The weather is changing, pumpkin spice has hit the shelves, and it's getting darker quicker. That means that the fall/winter home market has arrived. Sellers may be wondering about unique ways of getting their properties to stand out, and one of the best ways to accomplish this goal is to prepare your home correctly.
Carlee Hjelm is a Tumwater High graduate. Before attending and graduating from Washington State University, she set out to experience the big city of Seattle, working in the real estate industry. After graduating college, Hjelm obtained her real estate license and has experience working within title and escrow. She recently teamed up with her family to give clients enhanced accessibility and diligent service.
"I grew up in the real estate lifestyle and love being a broker,” she says. “I'm not surprised it's in my blood.”
She prides herself on tailoring the home-selling experience to the needs of each individual client. This level of care has led her to help dozens of clients sell their homes using strategies like hosting open houses.
So, what does she recommend for sellers in preparation for this slowing market?
Q: What does it mean to stage your home for selling?
A: Naturally, we always want to put our best foot forward. We have a goal in mind of selling your house and getting a good price for it. With that said, we are going to have to do a little bit more leg work as a seller. Eight months ago, I was telling my sellers they didn't even need to mow their front lawns. But things are a little different now. I've been in a buyer's market, and it's leveling out.
Q: When people work on staging their home, what are they doing, and why is it important?
A: Our goal is to maximize the house, and that can be. It's all in the way it shows. We're not always going to knock everybody's socks off, but we need to do our best at the end of the day, knowing that we did everything we could to present it. It's all about attraction, really. It’s about maximizing some areas and toning down some areas. There is a level of discernment when it comes to getting homes ready and prepped for the market. It isn't a size fits.
These showings are bringing in serious buyers. They're taking time out of their day, meeting up with their realtor, and there is a cause and effect behind those showings. But again, we're not going to appeal to everybody. But most people who have seen the photos online are interested enough to take time out of their day and have an intimate viewing with it.
Q: What are some areas sellers should concentrate on when preparing their homes?
A: Every home has its own character. You would be surprised how subjective cleanliness can be. I guess the simplest way to say it is if you have your house on the market and want to get some showings, make your beds minimally.
Also, not everybody's into pets. I love pets personally, but not everybody likes pets. People have allergies, people have fears. Sometimes the condition of the home can be judged harshly when people have big animals in the home. Nobody wants to step into a litter box while walking around your home.
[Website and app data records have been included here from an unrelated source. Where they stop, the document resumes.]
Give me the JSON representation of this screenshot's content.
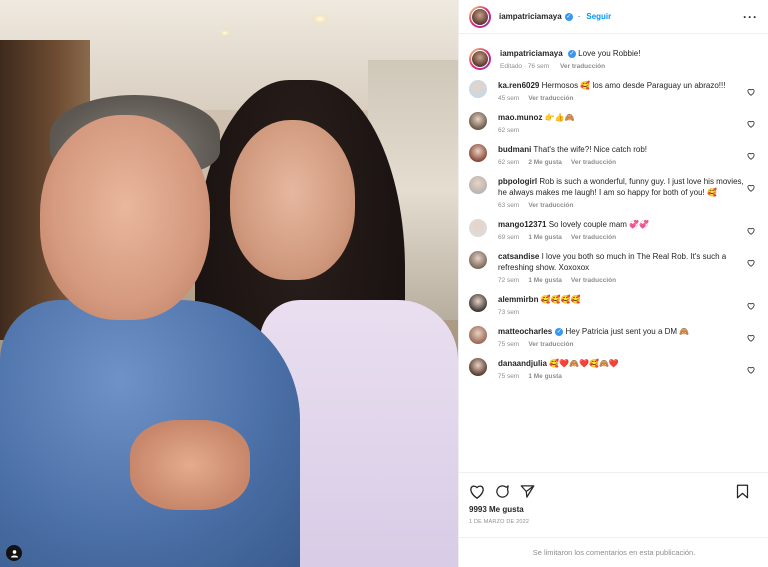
{
  "post": {
    "username": "iampatriciamaya",
    "follow_label": "Seguir",
    "caption": "Love you Robbie!",
    "caption_meta_edited": "Editado · 76 sem",
    "caption_meta_translate": "Ver traducción",
    "likes": "9993 Me gusta",
    "date": "1 DE MARZO DE 2022",
    "comments_limited": "Se limitaron los comentarios en esta publicación."
  },
  "comments": [
    {
      "user": "ka.ren6029",
      "text": "Hermosos 🥰 los amo desde Paraguay un abrazo!!!",
      "time": "45 sem",
      "likes": "",
      "translate": "Ver traducción",
      "avatar_color": "#c9d8e6"
    },
    {
      "user": "mao.munoz",
      "text": "👉👍🙈",
      "time": "62 sem",
      "likes": "",
      "translate": "",
      "avatar_color": "#6a5a4a"
    },
    {
      "user": "budmani",
      "text": "That's the wife?! Nice catch rob!",
      "time": "62 sem",
      "likes": "2 Me gusta",
      "translate": "Ver traducción",
      "avatar_color": "#8a4a3a"
    },
    {
      "user": "pbpologirl",
      "text": "Rob is such a wonderful, funny guy. I just love his movies, he always makes me laugh! I am so happy for both of you! 🥰",
      "time": "63 sem",
      "likes": "",
      "translate": "Ver traducción",
      "avatar_color": "#b9b5b0"
    },
    {
      "user": "mango12371",
      "text": "So lovely couple mam 💞💞",
      "time": "69 sem",
      "likes": "1 Me gusta",
      "translate": "Ver traducción",
      "avatar_color": "#dcdcdc"
    },
    {
      "user": "catsandise",
      "text": "I love you both so much in The Real Rob. It's such a refreshing show. Xoxoxox",
      "time": "72 sem",
      "likes": "1 Me gusta",
      "translate": "Ver traducción",
      "avatar_color": "#7a6a5e"
    },
    {
      "user": "alemmirbn",
      "text": "🥰🥰🥰🥰",
      "time": "73 sem",
      "likes": "",
      "translate": "",
      "avatar_color": "#3e3a38"
    },
    {
      "user": "matteocharles",
      "text": "Hey Patricia just sent you a DM 🙈",
      "time": "75 sem",
      "likes": "",
      "translate": "Ver traducción",
      "avatar_color": "#9a6a58",
      "verified": true
    },
    {
      "user": "danaandjulia",
      "text": "🥰❤️🙈❤️🥰🙈❤️",
      "time": "75 sem",
      "likes": "1 Me gusta",
      "translate": "",
      "avatar_color": "#5a3e30"
    }
  ]
}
The front yard is also very important. I tell my buyers if they're interested in the neighborhood, location, or exterior, to do a drive-by. If they don't like the drive-by, they're not going to make the scheduled showing most often.
Traditionally, kitchens are an important place to concentrate on. Those seem to be big hangout spots. I personally am not a huge cook, but I still love my kitchen. I'm hanging out in my kitchen and working in my kitchen, just moving around in my kitchen. It is the focal point of the house. I would also say the primary bedroom is well. Obviously, communal living spaces, like living rooms, family rooms, flex bonus rooms, and offices, are big now too.
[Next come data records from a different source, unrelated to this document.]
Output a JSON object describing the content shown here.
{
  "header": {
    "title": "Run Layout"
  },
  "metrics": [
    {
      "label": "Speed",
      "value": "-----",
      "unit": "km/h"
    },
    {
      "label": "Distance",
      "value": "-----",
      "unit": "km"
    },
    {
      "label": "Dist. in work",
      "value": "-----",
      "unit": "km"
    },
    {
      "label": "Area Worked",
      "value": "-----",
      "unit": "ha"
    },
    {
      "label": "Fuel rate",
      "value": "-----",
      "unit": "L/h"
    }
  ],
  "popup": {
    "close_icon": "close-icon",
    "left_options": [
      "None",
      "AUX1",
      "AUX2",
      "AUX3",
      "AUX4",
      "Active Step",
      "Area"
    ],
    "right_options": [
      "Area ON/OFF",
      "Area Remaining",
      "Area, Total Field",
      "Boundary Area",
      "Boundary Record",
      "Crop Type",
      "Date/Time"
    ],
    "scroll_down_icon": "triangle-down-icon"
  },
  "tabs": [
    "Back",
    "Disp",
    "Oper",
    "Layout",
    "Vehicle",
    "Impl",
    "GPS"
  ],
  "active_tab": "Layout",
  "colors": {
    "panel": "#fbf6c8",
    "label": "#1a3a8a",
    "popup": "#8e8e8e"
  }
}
I usually tell sellers to pack their closets. Just make sure stuff is not going to fall out on people when they open it. I'm probably not going to take a photo of your garage, so pack it to the ceiling. I'd rather have the inside of the house showable and buttoned up and the garage packed as long as I can get to the furnace, electrical panel, hot water tanks in there, water filtration system, and whatever may be in there.
Preparing your home for selling is another tool in a seller’s toolbox
In the end, Carlee thinks that a changing market means changing expectations for sellers.
“Economically, things have shifted, and it's becoming more balanced,” she says. “That means we must put our best foot forward, and we can't fight reality. We are where we are. And I just think there is no longer comparing what happened to your neighbor or what the last five recent sales that happened in your neighborhood are. Those are no longer where we are right now. That makes preparing your home incredibly important.”